▶ Task details:
Which lines of the data below hold "name"? Copy each of them.

▶ Task input:
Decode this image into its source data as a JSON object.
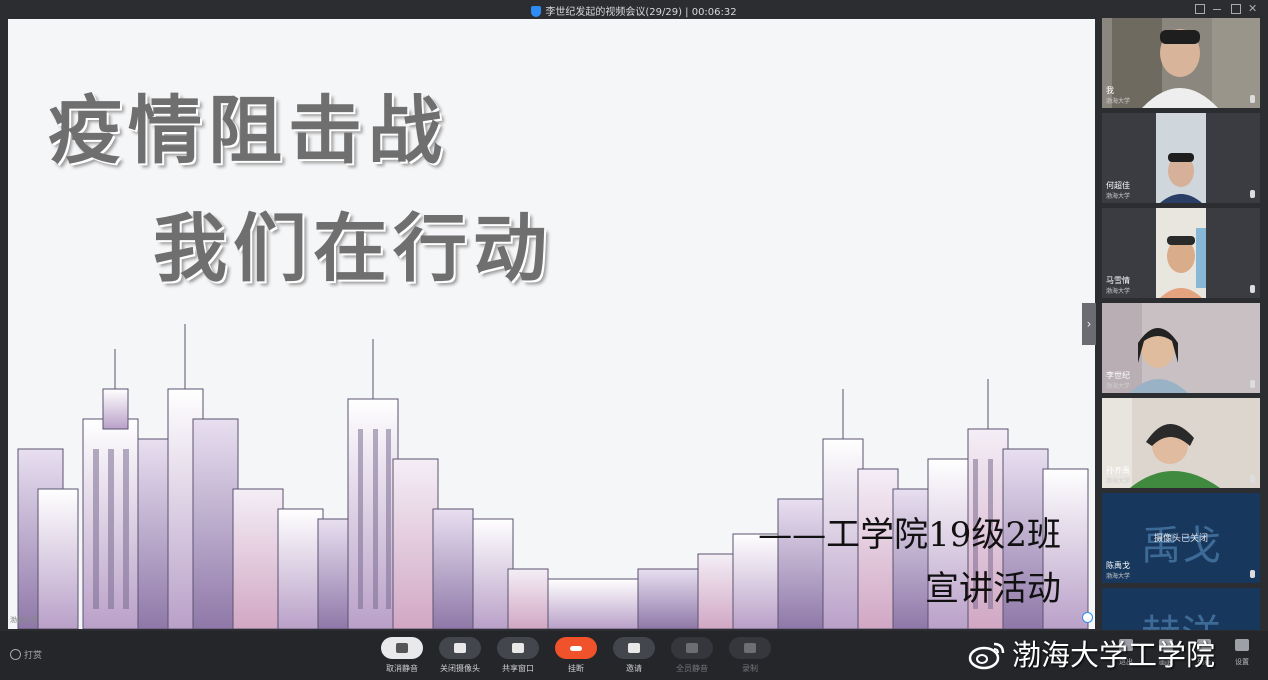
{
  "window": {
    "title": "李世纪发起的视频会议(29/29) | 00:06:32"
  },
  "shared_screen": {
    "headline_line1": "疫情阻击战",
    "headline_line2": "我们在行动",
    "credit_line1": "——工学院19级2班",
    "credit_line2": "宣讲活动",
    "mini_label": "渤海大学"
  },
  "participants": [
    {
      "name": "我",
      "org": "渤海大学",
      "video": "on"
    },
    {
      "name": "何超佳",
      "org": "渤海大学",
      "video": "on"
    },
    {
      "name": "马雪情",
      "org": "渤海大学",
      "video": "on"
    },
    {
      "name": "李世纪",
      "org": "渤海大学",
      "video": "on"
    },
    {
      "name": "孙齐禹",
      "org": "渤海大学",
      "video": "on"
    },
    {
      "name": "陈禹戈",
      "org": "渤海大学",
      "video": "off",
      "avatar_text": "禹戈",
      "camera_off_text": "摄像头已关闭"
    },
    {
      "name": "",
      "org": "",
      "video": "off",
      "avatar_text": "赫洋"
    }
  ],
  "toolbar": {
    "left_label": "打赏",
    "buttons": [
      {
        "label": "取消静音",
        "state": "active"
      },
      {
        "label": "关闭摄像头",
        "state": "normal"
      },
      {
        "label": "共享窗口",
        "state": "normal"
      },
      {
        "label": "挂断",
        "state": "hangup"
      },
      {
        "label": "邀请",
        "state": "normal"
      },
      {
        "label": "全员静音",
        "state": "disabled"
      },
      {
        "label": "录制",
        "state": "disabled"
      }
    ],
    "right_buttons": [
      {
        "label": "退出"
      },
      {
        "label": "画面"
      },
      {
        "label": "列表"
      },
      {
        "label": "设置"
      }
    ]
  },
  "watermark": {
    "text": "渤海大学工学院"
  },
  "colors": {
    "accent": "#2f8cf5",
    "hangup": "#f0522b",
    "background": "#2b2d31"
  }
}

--

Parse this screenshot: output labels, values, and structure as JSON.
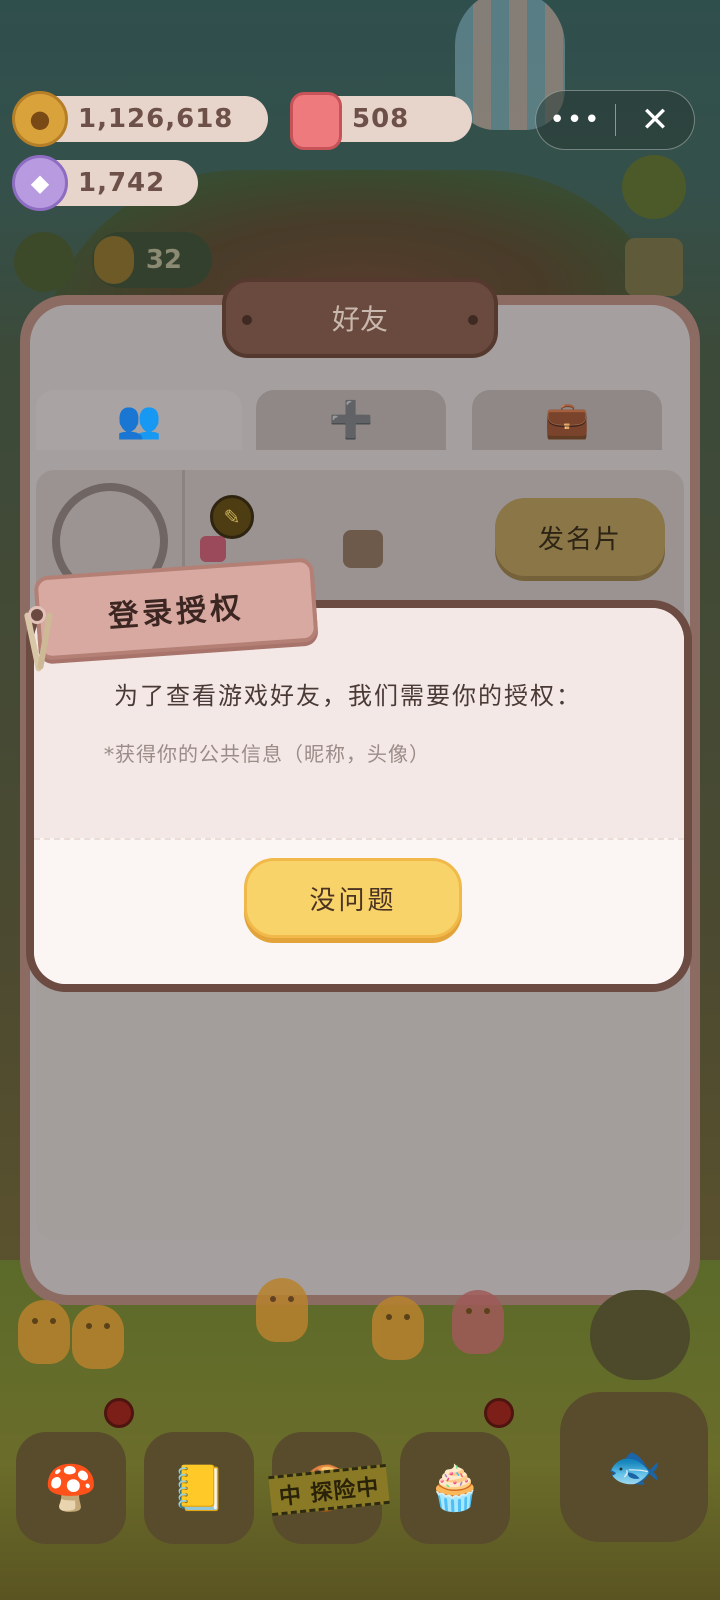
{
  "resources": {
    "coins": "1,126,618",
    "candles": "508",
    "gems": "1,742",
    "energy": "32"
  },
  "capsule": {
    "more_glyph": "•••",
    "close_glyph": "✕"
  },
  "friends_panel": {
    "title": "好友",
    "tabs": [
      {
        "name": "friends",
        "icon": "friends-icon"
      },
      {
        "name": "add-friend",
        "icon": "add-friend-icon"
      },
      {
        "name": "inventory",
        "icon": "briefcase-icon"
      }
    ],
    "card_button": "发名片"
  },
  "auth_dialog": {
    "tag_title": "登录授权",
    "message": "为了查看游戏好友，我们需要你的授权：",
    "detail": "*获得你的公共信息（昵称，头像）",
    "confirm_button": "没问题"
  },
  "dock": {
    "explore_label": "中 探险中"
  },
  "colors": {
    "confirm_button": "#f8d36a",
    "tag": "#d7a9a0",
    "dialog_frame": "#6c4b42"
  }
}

▶ Solved problem:
      "name": "我",
      "name": "何超佳",
      "name": "马雪情",
      "name": "李世纪",
      "name": "孙齐禹",
      "name": "陈禹戈",
      "name": "",
        "name": "friends",
        "name": "add-friend",
        "name": "inventory",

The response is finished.